Instagram users will soon notice sponsored posts slipped in-between the infinite flurry of cats, lunches and Starbucks cups as in-app advertising arrives in the UK.
With a whopping 200 million active Instagram users, it is no wonder that brands want to grab a piece of the advertising action. This new marketing opportunity comes as Facebook, which bought the photo-sharing app for an eye-watering $1 billion last year, puts plans in place to turn the platform into a profitable business.
It was announced that adverts will be “rolled out slowly” and only brands that already have an established and successful Instagram presence will be promoted. The masterminds behind the move have also stated that adverts need to be engaging and feel natural in people’s feeds in order to gain sponsorship.
The recent change is just one of many new features on the visually stunning social media platform – enter Hyperlapse, a new Instagram app that allows users to capture high quality time-lapse videos that give Scorsese a run for his money.
The arrival of analytics will also give brands the opportunity to measure the success of Instagram campaigns and a recent app update gives users more control than ever before over filters and the editing process, making your photos picture perfect.
The in-app adverts first launched in the US in November 2013, with many brands reaping the benefits. Levi’s reached 7.4 million people over a nine day stretch whereas Ben and Jerry’s reached 9.8 million in just eight days thanks to successful Instagram advertising.
A ‘sponsored post’ tag will indicate that posts are adverts with users being able to hide them and give feedback by clicking the “…” button. Despite this handy tool, the app has already received some negativity on social media.
However, any technical change to a popular platform runs the risk of a backlash. Facebook adverts and sponsored tweets, for example, are now part of the fixtures and fittings but they were not widely welcomed when they were first introduced.

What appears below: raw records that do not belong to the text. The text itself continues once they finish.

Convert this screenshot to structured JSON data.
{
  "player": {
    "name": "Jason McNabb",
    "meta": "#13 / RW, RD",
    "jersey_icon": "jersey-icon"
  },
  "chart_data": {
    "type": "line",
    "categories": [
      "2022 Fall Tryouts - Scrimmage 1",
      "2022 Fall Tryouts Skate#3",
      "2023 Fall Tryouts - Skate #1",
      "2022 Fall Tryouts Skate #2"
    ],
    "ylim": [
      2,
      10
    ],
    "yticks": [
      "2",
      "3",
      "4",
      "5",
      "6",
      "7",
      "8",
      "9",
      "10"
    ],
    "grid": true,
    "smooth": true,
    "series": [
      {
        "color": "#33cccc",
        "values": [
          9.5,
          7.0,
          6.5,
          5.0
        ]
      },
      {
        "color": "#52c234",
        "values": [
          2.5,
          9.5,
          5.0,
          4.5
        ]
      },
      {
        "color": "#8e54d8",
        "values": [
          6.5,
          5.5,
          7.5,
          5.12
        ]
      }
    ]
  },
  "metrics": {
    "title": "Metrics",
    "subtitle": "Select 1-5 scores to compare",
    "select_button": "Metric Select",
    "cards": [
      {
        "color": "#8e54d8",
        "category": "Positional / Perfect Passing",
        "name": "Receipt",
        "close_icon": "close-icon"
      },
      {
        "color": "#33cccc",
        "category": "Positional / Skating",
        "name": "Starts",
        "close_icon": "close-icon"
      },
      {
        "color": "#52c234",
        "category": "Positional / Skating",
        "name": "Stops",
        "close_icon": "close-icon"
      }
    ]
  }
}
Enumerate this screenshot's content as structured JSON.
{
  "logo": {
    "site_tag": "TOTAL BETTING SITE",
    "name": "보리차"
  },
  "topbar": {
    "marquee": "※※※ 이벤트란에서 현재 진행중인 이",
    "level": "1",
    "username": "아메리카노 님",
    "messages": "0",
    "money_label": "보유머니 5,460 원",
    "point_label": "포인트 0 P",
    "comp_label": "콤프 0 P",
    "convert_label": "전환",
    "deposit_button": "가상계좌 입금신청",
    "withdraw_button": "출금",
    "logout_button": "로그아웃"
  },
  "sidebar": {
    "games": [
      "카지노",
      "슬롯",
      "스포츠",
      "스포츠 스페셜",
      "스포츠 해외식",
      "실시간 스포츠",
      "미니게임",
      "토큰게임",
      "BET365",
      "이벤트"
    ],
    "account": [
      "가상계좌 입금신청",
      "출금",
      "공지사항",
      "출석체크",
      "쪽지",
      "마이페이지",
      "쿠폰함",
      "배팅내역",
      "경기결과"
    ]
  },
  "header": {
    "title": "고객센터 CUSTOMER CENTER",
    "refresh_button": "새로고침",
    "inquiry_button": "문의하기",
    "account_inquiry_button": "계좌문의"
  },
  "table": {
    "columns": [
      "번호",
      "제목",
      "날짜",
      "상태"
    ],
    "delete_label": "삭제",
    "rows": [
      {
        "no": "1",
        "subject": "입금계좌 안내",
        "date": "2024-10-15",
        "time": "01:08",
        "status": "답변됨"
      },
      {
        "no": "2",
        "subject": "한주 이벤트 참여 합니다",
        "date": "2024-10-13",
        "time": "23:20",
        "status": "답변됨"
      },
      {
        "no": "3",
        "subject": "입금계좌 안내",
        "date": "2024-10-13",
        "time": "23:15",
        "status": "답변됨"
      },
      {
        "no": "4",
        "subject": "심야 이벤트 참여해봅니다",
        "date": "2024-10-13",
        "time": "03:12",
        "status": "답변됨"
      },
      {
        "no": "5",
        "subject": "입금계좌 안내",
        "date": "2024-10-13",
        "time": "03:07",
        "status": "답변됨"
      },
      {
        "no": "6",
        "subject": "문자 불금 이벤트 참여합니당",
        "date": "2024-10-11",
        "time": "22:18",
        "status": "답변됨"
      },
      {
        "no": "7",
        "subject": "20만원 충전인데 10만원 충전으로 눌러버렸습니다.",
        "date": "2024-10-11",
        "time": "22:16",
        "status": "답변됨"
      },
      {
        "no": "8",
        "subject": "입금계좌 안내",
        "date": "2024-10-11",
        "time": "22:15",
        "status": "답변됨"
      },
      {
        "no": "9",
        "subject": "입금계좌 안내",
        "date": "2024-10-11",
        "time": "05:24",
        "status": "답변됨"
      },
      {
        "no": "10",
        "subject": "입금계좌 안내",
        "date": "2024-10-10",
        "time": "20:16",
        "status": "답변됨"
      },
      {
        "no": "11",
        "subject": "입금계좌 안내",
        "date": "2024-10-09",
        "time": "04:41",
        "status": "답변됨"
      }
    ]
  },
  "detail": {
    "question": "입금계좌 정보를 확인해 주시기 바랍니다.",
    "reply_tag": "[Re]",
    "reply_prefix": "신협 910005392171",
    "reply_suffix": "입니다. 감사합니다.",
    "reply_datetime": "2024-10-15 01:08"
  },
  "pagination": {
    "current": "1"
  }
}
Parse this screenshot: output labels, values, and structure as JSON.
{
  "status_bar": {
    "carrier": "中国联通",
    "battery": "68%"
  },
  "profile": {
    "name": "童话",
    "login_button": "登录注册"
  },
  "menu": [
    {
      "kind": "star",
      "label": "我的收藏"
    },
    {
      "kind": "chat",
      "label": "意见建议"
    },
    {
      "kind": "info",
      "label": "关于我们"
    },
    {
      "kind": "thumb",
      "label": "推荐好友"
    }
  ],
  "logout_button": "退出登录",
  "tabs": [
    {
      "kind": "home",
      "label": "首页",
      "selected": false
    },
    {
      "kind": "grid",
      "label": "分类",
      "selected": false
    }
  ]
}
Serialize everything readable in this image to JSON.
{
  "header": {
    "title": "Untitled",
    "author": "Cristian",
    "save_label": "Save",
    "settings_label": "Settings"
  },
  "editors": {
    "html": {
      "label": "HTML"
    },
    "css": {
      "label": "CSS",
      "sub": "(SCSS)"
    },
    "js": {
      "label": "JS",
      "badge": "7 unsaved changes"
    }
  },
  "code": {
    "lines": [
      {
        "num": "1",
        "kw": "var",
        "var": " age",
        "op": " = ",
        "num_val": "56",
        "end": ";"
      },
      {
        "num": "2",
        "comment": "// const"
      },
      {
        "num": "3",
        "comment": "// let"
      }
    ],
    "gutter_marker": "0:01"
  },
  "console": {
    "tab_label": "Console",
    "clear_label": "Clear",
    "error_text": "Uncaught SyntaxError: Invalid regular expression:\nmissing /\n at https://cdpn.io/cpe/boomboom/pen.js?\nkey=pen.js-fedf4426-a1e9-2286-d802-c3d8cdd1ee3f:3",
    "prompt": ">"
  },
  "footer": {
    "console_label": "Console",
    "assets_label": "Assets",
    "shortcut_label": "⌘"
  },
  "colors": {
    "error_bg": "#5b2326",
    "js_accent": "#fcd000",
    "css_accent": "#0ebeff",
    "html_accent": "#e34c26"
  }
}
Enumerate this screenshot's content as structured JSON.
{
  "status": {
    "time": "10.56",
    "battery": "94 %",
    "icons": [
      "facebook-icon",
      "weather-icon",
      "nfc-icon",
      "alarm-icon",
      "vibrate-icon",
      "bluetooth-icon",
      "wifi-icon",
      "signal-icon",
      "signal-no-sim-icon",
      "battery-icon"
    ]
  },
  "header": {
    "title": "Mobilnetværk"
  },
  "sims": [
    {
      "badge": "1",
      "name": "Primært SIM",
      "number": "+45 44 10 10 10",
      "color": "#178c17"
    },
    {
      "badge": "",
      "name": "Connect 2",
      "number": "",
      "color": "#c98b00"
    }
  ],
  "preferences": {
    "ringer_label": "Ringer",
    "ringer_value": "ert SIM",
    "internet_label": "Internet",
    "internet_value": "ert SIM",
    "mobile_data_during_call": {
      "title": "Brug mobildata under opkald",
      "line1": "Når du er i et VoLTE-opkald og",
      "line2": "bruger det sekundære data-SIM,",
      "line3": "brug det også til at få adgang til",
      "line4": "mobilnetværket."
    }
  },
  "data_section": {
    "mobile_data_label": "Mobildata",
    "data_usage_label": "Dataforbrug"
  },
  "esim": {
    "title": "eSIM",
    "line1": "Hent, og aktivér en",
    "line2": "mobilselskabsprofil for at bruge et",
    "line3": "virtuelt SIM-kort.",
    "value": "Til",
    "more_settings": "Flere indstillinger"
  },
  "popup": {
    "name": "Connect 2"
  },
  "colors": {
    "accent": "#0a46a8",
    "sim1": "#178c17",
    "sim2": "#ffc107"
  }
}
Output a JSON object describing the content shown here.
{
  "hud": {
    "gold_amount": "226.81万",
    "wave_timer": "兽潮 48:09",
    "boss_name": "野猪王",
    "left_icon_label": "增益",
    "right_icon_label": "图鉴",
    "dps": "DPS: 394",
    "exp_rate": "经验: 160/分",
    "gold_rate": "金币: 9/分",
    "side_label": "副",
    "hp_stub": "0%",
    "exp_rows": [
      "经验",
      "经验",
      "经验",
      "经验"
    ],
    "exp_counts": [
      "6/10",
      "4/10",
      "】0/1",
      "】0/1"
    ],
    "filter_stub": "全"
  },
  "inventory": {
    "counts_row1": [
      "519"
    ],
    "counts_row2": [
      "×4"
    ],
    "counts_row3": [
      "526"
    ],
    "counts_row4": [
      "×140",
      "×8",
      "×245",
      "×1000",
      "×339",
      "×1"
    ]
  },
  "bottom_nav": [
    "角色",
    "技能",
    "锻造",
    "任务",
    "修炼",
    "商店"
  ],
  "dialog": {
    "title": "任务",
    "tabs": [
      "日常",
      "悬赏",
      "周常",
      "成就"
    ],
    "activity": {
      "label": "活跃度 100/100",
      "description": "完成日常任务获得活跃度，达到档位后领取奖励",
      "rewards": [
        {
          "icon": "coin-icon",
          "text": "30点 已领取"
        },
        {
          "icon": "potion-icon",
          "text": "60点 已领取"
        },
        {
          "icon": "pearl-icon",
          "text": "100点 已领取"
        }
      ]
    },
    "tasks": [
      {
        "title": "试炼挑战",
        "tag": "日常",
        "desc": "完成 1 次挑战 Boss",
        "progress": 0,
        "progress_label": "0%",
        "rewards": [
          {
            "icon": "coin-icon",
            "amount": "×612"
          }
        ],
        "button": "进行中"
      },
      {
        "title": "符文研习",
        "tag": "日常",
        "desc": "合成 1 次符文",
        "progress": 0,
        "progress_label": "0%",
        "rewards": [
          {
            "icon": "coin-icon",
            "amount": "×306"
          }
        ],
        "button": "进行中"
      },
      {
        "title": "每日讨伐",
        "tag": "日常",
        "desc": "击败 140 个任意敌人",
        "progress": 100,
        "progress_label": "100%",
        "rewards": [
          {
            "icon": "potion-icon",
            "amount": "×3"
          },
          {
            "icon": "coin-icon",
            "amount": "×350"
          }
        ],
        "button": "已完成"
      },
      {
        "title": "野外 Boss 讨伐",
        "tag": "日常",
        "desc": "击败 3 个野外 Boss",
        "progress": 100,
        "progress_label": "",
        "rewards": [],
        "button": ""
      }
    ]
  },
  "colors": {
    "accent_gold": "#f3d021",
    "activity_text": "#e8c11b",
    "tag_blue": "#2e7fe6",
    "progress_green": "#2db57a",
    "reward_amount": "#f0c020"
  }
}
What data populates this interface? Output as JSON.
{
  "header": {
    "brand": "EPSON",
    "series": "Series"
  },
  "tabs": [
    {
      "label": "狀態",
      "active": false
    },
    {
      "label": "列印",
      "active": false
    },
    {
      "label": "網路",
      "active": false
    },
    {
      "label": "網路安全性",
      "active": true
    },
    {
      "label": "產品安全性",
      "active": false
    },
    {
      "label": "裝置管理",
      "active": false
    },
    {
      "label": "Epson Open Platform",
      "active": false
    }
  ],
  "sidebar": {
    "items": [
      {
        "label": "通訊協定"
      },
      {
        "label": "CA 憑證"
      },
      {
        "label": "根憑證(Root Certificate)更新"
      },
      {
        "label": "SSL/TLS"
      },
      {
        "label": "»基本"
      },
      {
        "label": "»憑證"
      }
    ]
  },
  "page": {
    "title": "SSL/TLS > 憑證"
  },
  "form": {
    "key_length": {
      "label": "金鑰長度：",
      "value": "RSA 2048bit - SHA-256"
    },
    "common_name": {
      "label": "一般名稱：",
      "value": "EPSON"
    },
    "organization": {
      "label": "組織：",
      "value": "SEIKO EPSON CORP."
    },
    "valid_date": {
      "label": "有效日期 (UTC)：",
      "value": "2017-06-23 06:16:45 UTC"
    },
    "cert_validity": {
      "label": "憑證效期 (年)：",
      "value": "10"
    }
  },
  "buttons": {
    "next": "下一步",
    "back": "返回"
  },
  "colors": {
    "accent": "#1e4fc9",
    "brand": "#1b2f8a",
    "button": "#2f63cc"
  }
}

We predict that any negativity will soon die down and Instagram advertising will be embraced by both consumers and brands alike. The photo-sharing brand demonstrates a desire to understand its audience and although feeds will now feature sponsored posts, the ability to hide them and to leave feedback sets it apart from the crowd. Personal tastes and trends will also be considered before targeting, which is definitely a step in the right direction for both Instagram to become a profitable business, and the overwhelming amount of users who want the app to remain personal and authentic.